Items from a dataset:
:::
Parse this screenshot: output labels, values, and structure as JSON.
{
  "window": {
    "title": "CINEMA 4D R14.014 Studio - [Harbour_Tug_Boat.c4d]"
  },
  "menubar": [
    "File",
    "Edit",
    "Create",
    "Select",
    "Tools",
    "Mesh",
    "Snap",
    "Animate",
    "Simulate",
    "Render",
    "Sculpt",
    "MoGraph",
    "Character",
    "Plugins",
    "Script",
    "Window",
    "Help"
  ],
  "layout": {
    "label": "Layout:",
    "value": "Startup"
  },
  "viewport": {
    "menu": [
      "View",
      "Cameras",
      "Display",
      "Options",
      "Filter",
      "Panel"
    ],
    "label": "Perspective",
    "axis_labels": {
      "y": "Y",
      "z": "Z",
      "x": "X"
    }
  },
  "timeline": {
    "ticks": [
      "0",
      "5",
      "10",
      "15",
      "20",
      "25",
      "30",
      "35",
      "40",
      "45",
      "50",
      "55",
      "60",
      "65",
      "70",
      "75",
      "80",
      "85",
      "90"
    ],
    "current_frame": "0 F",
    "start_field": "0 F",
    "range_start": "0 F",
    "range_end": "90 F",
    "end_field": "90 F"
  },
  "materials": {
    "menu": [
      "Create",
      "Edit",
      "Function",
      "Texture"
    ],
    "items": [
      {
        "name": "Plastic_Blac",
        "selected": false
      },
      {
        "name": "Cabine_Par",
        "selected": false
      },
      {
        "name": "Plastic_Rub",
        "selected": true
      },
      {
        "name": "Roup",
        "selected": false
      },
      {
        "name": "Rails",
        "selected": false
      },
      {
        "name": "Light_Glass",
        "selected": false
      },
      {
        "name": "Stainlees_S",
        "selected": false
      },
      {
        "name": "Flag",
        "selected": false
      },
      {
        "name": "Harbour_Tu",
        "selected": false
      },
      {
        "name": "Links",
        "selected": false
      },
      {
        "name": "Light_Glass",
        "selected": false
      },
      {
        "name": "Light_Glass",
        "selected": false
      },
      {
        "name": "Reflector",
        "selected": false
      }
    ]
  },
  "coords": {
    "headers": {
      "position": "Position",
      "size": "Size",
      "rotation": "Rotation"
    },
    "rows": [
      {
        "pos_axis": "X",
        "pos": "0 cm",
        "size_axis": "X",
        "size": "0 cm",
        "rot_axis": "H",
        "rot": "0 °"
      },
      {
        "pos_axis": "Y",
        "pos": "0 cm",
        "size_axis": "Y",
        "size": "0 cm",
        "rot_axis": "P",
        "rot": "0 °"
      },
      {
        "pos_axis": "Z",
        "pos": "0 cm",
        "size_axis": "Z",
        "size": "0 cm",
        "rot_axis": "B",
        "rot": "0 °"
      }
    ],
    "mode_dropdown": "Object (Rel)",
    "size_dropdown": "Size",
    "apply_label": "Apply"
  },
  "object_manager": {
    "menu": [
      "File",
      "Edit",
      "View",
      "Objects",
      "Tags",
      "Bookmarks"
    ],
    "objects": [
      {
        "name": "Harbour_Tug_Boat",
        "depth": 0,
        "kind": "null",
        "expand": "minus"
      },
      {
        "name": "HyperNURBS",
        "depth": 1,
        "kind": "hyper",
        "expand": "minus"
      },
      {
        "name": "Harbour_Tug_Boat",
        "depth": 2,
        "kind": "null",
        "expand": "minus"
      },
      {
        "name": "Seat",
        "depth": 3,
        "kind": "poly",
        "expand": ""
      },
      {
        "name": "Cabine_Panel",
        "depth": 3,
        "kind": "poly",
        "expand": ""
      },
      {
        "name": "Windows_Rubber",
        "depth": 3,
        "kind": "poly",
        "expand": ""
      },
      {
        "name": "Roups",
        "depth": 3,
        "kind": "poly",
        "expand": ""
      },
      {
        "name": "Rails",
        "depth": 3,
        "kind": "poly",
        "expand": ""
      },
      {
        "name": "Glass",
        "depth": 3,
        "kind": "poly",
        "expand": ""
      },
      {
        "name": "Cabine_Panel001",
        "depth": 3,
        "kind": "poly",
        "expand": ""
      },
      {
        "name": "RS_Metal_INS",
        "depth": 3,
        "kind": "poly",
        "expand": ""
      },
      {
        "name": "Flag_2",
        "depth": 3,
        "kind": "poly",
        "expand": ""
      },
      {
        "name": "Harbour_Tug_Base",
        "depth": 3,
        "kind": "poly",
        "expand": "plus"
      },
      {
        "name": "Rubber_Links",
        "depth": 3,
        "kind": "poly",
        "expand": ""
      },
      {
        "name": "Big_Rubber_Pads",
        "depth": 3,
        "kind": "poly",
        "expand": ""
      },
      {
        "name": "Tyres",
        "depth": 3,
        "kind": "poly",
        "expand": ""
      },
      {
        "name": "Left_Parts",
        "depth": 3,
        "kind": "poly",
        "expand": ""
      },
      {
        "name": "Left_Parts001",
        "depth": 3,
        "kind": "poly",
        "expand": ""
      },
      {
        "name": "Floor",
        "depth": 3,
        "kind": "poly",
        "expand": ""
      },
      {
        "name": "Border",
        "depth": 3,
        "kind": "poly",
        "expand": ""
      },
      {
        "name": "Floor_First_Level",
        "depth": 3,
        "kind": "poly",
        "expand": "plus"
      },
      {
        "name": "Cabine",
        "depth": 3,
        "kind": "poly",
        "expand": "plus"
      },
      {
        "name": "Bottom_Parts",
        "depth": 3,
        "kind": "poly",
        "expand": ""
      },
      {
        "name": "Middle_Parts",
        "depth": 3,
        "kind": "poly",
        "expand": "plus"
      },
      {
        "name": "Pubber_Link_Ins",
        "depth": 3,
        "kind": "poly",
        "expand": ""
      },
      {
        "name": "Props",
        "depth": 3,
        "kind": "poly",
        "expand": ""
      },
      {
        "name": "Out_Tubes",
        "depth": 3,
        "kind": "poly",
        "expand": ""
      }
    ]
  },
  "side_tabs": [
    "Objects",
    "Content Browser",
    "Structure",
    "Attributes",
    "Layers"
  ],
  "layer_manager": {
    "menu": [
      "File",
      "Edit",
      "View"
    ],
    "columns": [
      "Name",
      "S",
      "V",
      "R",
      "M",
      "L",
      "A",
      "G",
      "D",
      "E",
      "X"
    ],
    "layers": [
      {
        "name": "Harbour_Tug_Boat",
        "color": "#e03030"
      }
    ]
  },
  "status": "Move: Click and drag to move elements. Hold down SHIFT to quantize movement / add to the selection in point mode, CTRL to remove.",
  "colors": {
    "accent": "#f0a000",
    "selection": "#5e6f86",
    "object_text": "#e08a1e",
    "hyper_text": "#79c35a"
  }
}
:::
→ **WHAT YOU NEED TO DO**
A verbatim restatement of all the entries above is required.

→ **OUTPUT FOR THIS TASK**
Parse this screenshot: output labels, values, and structure as JSON.
{
  "window": {
    "title": "CINEMA 4D R14.014 Studio - [Harbour_Tug_Boat.c4d]"
  },
  "menubar": [
    "File",
    "Edit",
    "Create",
    "Select",
    "Tools",
    "Mesh",
    "Snap",
    "Animate",
    "Simulate",
    "Render",
    "Sculpt",
    "MoGraph",
    "Character",
    "Plugins",
    "Script",
    "Window",
    "Help"
  ],
  "layout": {
    "label": "Layout:",
    "value": "Startup"
  },
  "viewport": {
    "menu": [
      "View",
      "Cameras",
      "Display",
      "Options",
      "Filter",
      "Panel"
    ],
    "label": "Perspective",
    "axis_labels": {
      "y": "Y",
      "z": "Z",
      "x": "X"
    }
  },
  "timeline": {
    "ticks": [
      "0",
      "5",
      "10",
      "15",
      "20",
      "25",
      "30",
      "35",
      "40",
      "45",
      "50",
      "55",
      "60",
      "65",
      "70",
      "75",
      "80",
      "85",
      "90"
    ],
    "current_frame": "0 F",
    "start_field": "0 F",
    "range_start": "0 F",
    "range_end": "90 F",
    "end_field": "90 F"
  },
  "materials": {
    "menu": [
      "Create",
      "Edit",
      "Function",
      "Texture"
    ],
    "items": [
      {
        "name": "Plastic_Blac",
        "selected": false
      },
      {
        "name": "Cabine_Par",
        "selected": false
      },
      {
        "name": "Plastic_Rub",
        "selected": true
      },
      {
        "name": "Roup",
        "selected": false
      },
      {
        "name": "Rails",
        "selected": false
      },
      {
        "name": "Light_Glass",
        "selected": false
      },
      {
        "name": "Stainlees_S",
        "selected": false
      },
      {
        "name": "Flag",
        "selected": false
      },
      {
        "name": "Harbour_Tu",
        "selected": false
      },
      {
        "name": "Links",
        "selected": false
      },
      {
        "name": "Light_Glass",
        "selected": false
      },
      {
        "name": "Light_Glass",
        "selected": false
      },
      {
        "name": "Reflector",
        "selected": false
      }
    ]
  },
  "coords": {
    "headers": {
      "position": "Position",
      "size": "Size",
      "rotation": "Rotation"
    },
    "rows": [
      {
        "pos_axis": "X",
        "pos": "0 cm",
        "size_axis": "X",
        "size": "0 cm",
        "rot_axis": "H",
        "rot": "0 °"
      },
      {
        "pos_axis": "Y",
        "pos": "0 cm",
        "size_axis": "Y",
        "size": "0 cm",
        "rot_axis": "P",
        "rot": "0 °"
      },
      {
        "pos_axis": "Z",
        "pos": "0 cm",
        "size_axis": "Z",
        "size": "0 cm",
        "rot_axis": "B",
        "rot": "0 °"
      }
    ],
    "mode_dropdown": "Object (Rel)",
    "size_dropdown": "Size",
    "apply_label": "Apply"
  },
  "object_manager": {
    "menu": [
      "File",
      "Edit",
      "View",
      "Objects",
      "Tags",
      "Bookmarks"
    ],
    "objects": [
      {
        "name": "Harbour_Tug_Boat",
        "depth": 0,
        "kind": "null",
        "expand": "minus"
      },
      {
        "name": "HyperNURBS",
        "depth": 1,
        "kind": "hyper",
        "expand": "minus"
      },
      {
        "name": "Harbour_Tug_Boat",
        "depth": 2,
        "kind": "null",
        "expand": "minus"
      },
      {
        "name": "Seat",
        "depth": 3,
        "kind": "poly",
        "expand": ""
      },
      {
        "name": "Cabine_Panel",
        "depth": 3,
        "kind": "poly",
        "expand": ""
      },
      {
        "name": "Windows_Rubber",
        "depth": 3,
        "kind": "poly",
        "expand": ""
      },
      {
        "name": "Roups",
        "depth": 3,
        "kind": "poly",
        "expand": ""
      },
      {
        "name": "Rails",
        "depth": 3,
        "kind": "poly",
        "expand": ""
      },
      {
        "name": "Glass",
        "depth": 3,
        "kind": "poly",
        "expand": ""
      },
      {
        "name": "Cabine_Panel001",
        "depth": 3,
        "kind": "poly",
        "expand": ""
      },
      {
        "name": "RS_Metal_INS",
        "depth": 3,
        "kind": "poly",
        "expand": ""
      },
      {
        "name": "Flag_2",
        "depth": 3,
        "kind": "poly",
        "expand": ""
      },
      {
        "name": "Harbour_Tug_Base",
        "depth": 3,
        "kind": "poly",
        "expand": "plus"
      },
      {
        "name": "Rubber_Links",
        "depth": 3,
        "kind": "poly",
        "expand": ""
      },
      {
        "name": "Big_Rubber_Pads",
        "depth": 3,
        "kind": "poly",
        "expand": ""
      },
      {
        "name": "Tyres",
        "depth": 3,
        "kind": "poly",
        "expand": ""
      },
      {
        "name": "Left_Parts",
        "depth": 3,
        "kind": "poly",
        "expand": ""
      },
      {
        "name": "Left_Parts001",
        "depth": 3,
        "kind": "poly",
        "expand": ""
      },
      {
        "name": "Floor",
        "depth": 3,
        "kind": "poly",
        "expand": ""
      },
      {
        "name": "Border",
        "depth": 3,
        "kind": "poly",
        "expand": ""
      },
      {
        "name": "Floor_First_Level",
        "depth": 3,
        "kind": "poly",
        "expand": "plus"
      },
      {
        "name": "Cabine",
        "depth": 3,
        "kind": "poly",
        "expand": "plus"
      },
      {
        "name": "Bottom_Parts",
        "depth": 3,
        "kind": "poly",
        "expand": ""
      },
      {
        "name": "Middle_Parts",
        "depth": 3,
        "kind": "poly",
        "expand": "plus"
      },
      {
        "name": "Pubber_Link_Ins",
        "depth": 3,
        "kind": "poly",
        "expand": ""
      },
      {
        "name": "Props",
        "depth": 3,
        "kind": "poly",
        "expand": ""
      },
      {
        "name": "Out_Tubes",
        "depth": 3,
        "kind": "poly",
        "expand": ""
      }
    ]
  },
  "side_tabs": [
    "Objects",
    "Content Browser",
    "Structure",
    "Attributes",
    "Layers"
  ],
  "layer_manager": {
    "menu": [
      "File",
      "Edit",
      "View"
    ],
    "columns": [
      "Name",
      "S",
      "V",
      "R",
      "M",
      "L",
      "A",
      "G",
      "D",
      "E",
      "X"
    ],
    "layers": [
      {
        "name": "Harbour_Tug_Boat",
        "color": "#e03030"
      }
    ]
  },
  "status": "Move: Click and drag to move elements. Hold down SHIFT to quantize movement / add to the selection in point mode, CTRL to remove.",
  "colors": {
    "accent": "#f0a000",
    "selection": "#5e6f86",
    "object_text": "#e08a1e",
    "hyper_text": "#79c35a"
  }
}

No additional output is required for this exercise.